*WHAT TO WORK ON*.
In the entries that follow, find each line with the word "library" and copy it.

*DATA RECORDS*.
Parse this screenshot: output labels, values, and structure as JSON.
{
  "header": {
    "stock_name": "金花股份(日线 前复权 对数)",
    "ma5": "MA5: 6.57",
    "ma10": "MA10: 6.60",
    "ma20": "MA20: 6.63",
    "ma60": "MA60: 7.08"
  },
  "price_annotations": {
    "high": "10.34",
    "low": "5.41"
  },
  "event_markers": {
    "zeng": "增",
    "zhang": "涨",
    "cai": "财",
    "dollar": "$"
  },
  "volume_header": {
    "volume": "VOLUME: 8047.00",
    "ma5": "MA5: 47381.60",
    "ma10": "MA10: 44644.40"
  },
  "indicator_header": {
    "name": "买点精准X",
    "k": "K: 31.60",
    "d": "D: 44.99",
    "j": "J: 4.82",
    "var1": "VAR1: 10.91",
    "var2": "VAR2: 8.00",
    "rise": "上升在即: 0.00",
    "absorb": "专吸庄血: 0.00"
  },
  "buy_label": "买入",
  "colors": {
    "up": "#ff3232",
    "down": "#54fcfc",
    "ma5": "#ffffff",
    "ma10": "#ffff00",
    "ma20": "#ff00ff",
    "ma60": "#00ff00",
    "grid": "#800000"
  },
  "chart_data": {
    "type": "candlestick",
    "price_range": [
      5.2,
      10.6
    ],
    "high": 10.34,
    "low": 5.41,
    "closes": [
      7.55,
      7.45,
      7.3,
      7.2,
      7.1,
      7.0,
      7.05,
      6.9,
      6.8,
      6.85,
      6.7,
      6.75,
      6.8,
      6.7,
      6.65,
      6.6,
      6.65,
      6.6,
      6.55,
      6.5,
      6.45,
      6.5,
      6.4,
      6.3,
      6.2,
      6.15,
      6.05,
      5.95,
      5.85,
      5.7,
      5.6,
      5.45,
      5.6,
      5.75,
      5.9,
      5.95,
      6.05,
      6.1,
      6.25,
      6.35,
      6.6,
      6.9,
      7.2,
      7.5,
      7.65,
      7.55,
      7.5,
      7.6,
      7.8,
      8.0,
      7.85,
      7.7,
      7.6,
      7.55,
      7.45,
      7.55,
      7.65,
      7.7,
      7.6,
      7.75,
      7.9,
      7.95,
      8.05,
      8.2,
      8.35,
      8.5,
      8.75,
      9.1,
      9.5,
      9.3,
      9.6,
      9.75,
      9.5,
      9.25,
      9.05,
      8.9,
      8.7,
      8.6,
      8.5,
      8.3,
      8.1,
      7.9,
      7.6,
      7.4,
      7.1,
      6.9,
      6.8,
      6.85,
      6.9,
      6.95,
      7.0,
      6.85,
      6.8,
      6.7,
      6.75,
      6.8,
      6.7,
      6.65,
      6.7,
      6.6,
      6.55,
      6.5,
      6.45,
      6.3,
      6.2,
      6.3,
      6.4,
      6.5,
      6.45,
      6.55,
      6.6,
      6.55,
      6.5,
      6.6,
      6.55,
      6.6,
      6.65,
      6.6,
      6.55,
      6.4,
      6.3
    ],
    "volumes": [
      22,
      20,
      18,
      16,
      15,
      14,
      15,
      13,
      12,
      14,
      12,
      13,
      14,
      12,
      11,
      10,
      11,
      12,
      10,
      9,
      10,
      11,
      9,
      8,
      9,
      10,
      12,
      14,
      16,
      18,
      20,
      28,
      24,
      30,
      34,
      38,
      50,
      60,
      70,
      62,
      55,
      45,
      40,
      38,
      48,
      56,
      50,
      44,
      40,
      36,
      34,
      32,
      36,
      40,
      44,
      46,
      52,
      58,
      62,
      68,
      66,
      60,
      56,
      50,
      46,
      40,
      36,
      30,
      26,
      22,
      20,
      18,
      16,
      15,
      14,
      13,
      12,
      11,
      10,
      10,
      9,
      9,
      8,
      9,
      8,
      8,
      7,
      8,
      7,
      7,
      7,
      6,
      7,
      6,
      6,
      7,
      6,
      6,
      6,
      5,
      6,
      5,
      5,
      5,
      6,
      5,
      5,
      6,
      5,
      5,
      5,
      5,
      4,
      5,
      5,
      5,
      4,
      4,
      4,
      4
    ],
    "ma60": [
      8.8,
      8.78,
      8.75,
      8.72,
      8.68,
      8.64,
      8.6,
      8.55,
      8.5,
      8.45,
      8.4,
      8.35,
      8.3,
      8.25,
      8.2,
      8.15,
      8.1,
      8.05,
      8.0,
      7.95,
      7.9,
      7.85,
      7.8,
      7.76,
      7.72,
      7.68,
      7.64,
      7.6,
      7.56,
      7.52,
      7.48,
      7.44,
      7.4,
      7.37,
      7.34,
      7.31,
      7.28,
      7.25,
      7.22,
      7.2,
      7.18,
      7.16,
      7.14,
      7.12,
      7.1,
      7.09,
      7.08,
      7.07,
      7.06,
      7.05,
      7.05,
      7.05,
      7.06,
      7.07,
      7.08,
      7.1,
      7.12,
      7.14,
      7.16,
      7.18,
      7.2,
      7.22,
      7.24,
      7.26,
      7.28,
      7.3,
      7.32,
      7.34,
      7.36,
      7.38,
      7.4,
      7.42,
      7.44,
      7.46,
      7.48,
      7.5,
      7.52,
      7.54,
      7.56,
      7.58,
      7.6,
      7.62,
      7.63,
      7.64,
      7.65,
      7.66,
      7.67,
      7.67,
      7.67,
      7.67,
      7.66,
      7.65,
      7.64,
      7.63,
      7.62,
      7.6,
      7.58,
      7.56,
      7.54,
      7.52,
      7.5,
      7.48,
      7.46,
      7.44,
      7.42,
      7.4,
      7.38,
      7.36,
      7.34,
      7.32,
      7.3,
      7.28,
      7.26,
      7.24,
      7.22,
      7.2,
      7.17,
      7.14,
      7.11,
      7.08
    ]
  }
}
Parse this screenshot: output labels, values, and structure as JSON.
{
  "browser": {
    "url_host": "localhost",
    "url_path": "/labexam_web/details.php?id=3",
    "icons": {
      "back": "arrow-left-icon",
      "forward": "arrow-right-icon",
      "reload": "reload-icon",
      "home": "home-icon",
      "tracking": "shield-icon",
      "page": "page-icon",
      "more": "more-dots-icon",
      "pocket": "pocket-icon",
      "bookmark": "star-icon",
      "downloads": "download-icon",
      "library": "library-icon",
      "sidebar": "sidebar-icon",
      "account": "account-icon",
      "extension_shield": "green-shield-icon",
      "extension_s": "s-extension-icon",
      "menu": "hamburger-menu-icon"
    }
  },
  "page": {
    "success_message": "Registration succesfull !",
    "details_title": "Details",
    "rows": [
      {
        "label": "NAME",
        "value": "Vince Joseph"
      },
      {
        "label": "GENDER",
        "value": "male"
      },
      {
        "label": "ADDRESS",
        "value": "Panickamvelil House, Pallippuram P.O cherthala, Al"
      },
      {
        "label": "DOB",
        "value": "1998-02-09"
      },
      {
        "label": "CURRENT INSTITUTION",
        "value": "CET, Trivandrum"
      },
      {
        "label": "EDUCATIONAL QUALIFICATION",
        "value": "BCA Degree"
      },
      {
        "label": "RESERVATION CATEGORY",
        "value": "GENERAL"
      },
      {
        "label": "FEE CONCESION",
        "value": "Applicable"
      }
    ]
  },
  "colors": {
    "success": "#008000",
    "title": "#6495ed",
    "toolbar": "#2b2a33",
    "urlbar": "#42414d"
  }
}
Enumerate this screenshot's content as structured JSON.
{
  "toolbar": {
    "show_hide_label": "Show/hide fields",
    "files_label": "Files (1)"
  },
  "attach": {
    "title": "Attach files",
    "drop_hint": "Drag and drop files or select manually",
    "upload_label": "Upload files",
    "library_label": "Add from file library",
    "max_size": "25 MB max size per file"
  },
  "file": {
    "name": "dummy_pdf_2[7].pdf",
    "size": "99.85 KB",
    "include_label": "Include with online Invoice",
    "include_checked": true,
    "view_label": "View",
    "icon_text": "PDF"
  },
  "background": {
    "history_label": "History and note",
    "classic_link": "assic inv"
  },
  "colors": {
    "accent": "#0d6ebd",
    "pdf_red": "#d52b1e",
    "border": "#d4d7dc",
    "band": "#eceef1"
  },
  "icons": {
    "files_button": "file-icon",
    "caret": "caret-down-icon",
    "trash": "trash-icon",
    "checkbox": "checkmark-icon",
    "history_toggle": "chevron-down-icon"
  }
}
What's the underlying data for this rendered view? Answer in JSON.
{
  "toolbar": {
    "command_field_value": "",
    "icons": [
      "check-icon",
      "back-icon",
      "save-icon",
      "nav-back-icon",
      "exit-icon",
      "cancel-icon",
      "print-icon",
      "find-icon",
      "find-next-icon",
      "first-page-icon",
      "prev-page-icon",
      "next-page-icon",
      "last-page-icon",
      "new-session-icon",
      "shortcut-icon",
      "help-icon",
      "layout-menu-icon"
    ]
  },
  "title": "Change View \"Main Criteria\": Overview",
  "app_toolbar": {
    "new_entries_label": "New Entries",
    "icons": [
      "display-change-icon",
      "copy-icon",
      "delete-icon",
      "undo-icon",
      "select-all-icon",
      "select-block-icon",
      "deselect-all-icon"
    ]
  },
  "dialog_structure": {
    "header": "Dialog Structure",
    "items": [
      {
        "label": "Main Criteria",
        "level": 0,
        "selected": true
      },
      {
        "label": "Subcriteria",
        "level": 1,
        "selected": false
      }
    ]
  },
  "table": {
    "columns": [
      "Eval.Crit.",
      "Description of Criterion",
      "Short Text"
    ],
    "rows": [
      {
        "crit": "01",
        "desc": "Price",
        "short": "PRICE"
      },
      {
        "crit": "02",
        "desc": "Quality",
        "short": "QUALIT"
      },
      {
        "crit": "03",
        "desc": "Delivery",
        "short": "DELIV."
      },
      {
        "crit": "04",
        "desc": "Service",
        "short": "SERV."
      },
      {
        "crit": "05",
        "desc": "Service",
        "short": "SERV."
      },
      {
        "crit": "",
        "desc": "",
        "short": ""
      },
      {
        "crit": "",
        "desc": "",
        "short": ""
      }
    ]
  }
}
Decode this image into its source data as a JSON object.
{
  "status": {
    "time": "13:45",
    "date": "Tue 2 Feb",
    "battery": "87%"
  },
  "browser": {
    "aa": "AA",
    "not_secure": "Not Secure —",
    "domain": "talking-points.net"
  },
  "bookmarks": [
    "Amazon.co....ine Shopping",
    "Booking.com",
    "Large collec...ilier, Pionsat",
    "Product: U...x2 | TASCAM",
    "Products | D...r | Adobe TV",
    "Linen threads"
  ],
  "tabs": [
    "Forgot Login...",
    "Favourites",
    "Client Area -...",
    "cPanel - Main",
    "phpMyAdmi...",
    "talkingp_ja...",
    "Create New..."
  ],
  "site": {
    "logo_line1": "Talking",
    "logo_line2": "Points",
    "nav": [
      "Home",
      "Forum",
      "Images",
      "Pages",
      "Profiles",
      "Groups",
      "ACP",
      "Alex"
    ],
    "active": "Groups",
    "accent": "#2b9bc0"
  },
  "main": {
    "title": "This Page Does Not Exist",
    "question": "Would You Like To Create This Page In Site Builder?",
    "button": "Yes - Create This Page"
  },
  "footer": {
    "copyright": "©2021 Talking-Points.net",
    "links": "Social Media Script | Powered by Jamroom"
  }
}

*ANSWER TO THIS PROBLEM*.
      "library": "library-icon",
    "library_label": "Add from file library",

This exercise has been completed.